One other group helping with the campaign is the university’s gender inclusive Greek Chapter, Theta Pi Sigma. Mallon, along with being the diversity advocate for ASUO, is a member of the group. She says that the chapter “was founded on our campus with the intent of creating a specifically queer space within Greek Life and also try to eliminate a lot of the reasons why people don’t do Greek Life. “We try to make it as affordable as possible and as welcoming to people of all identities.”
Mallon has also worked within the ASUO Senate to make their space more inclusive by encouraging them to use better terminology when they do pronoun check-ins. She has supported adding a trans advocate, and queer student of color advocate to the LGBTQESSP. She, along with other advocates, would like to see a pronoun policy on DuckWeb that is similar to the first name policy where someone could choose the pronoun they identify with so it would appear next to their name on the roster. Mallon also focuses on getting cultural competency training for faculty, staff, and even students. “The transgender community is a lot bigger than people realize,” she says. “The problem is that it’s very spread out. There’s not a trans student union where people can gather and feel safe in their identity. We have the LGBTQA, but sometimes you get people in there who don’t really understand transness or don’t know how to be respectful to trans people. It’s not that they intend to be disrespectful it’s just that there are mistakes made.”
For prospective student Wesley Ryan, who identifies as male and uses he/his pronouns, the trans community is a tight knit group with lives just like everyone else.
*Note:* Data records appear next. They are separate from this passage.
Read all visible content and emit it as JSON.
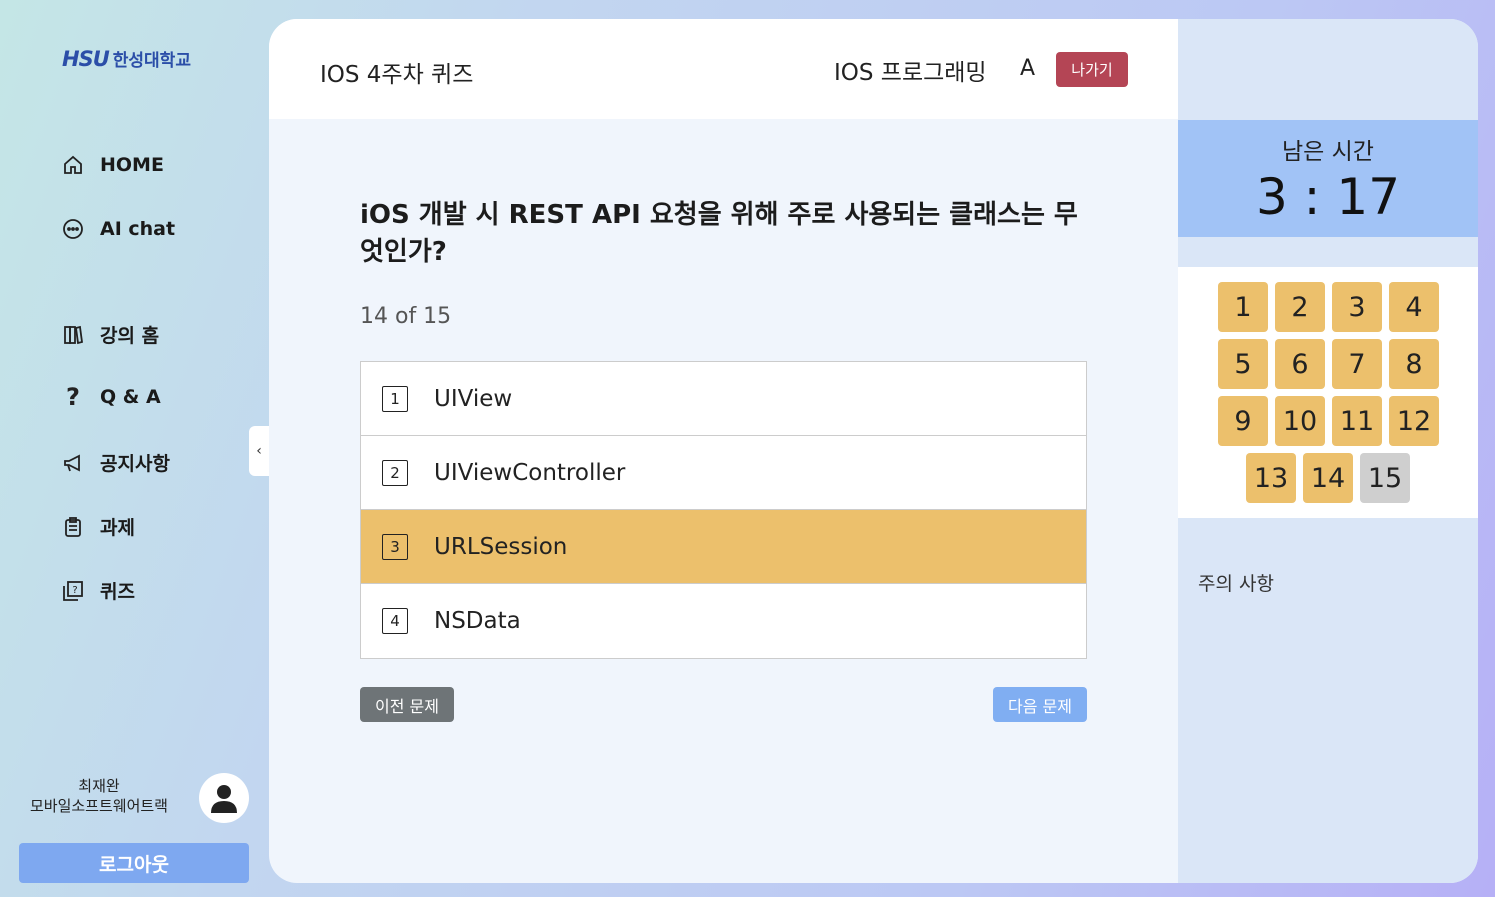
{
  "logo": {
    "mark": "HSU",
    "name": "한성대학교"
  },
  "nav": [
    {
      "label": "HOME",
      "icon": "home-icon"
    },
    {
      "label": "AI chat",
      "icon": "chat-icon"
    },
    {
      "label": "강의 홈",
      "icon": "books-icon"
    },
    {
      "label": "Q & A",
      "icon": "question-icon"
    },
    {
      "label": "공지사항",
      "icon": "megaphone-icon"
    },
    {
      "label": "과제",
      "icon": "clipboard-icon"
    },
    {
      "label": "퀴즈",
      "icon": "quiz-icon"
    }
  ],
  "user": {
    "name": "최재완",
    "track": "모바일소프트웨어트랙"
  },
  "logout_label": "로그아웃",
  "collapse_glyph": "‹",
  "header": {
    "quiz_title": "IOS 4주차 퀴즈",
    "course": "IOS 프로그래밍",
    "section": "A",
    "exit_label": "나가기"
  },
  "question": {
    "text": "iOS 개발 시 REST API 요청을 위해 주로 사용되는 클래스는 무엇인가?",
    "progress": "14 of 15",
    "options": [
      {
        "num": "1",
        "text": "UIView",
        "selected": false
      },
      {
        "num": "2",
        "text": "UIViewController",
        "selected": false
      },
      {
        "num": "3",
        "text": "URLSession",
        "selected": true
      },
      {
        "num": "4",
        "text": "NSData",
        "selected": false
      }
    ]
  },
  "buttons": {
    "prev": "이전 문제",
    "next": "다음 문제"
  },
  "timer": {
    "label": "남은 시간",
    "value": "3 : 17"
  },
  "question_grid": {
    "numbers": [
      "1",
      "2",
      "3",
      "4",
      "5",
      "6",
      "7",
      "8",
      "9",
      "10",
      "11",
      "12",
      "13",
      "14",
      "15"
    ],
    "current": "15"
  },
  "notice_title": "주의 사항",
  "colors": {
    "accent": "#ecc06c",
    "exit": "#b44555",
    "timer_bg": "#a1c3f6",
    "next_button": "#80aef2",
    "prev_button": "#6e7477"
  }
}
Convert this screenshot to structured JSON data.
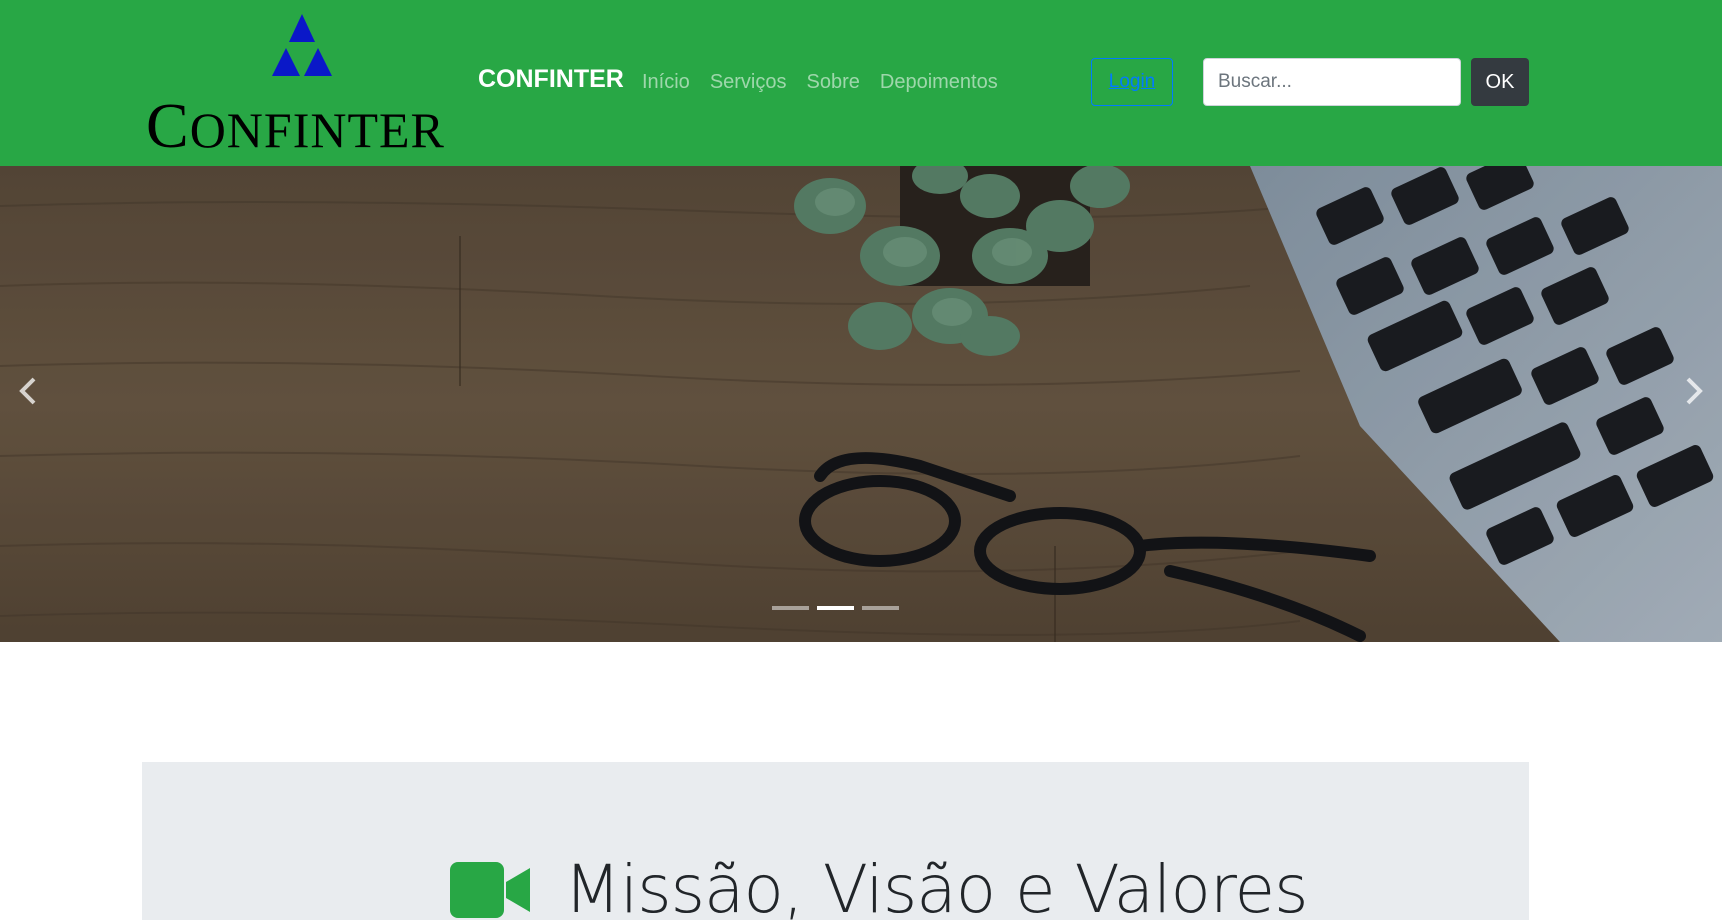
{
  "header": {
    "logo_text": "CONFINTER",
    "logo_icon": "triforce-logo-icon",
    "brand": "CONFINTER",
    "nav": [
      {
        "label": "Início"
      },
      {
        "label": "Serviços"
      },
      {
        "label": "Sobre"
      },
      {
        "label": "Depoimentos"
      }
    ],
    "login_label": "Login",
    "search_placeholder": "Buscar...",
    "search_value": "",
    "ok_label": "OK"
  },
  "carousel": {
    "prev_icon": "chevron-left-icon",
    "next_icon": "chevron-right-icon",
    "slide_count": 3,
    "active_index": 1
  },
  "section": {
    "icon": "video-camera-icon",
    "title": "Missão, Visão e Valores"
  },
  "colors": {
    "navbar": "#28a745",
    "accent": "#007bff",
    "dark_button": "#343a40",
    "section_bg": "#e9ecef",
    "icon_green": "#28a745"
  }
}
He finds that it is time for trans people to be more open. Not just around cis people, but around fellow trans as well. “There are trans people who never want to be publicly trans and I want them to be able to do that,” he says. “But the only way they can live the way they want to do is for others to be visible and be visible with other trans people.” Ryan wants cis people to see that transgender people are just that, people. “I think a lot of cis people forget that trans lives exist before we’re murdered, before we kill ourselves. We also really like things like: less discrimination at work, a place to live, and affordable health care; reasonable things. I just wish people would remember that more often. We don’t just die tragically for your cause. We also live,” he says.
Doss and Mallon share the same sentiment as Ryan. People should be treated with respect as human beings, transgender or not. “I’m just a person like everyone else,” Doss says. “I get up early in the morning. I put on my uniform. I walk to work. Serve breakfast. Get off by 1pm. Go workout for like an hour. Go on the computer, Netflix, or hang out with friends. Like a normal person.”
Safety and inclusion of all students on campus does not stop with rules and laws about anti-discrimination. It starts with changing the community’s mind about trans individuals. As a campus community, we need to educate ourselves to make sure that campus is a place where everyone feels welcome. Although it has already been said, it needs to be said again: trans people are human beings and should to be treated as such. Laws do not change the underlying problems in the way people think and act, but with some work and shifting the way we collectively think about the possibilities of people and gender we can make campus a safe space for everyone to live, explore, and learn.
In an earlier version of this story, we improperly used terminology which may have been offensive to members of the trans community. We apologize. — Ethos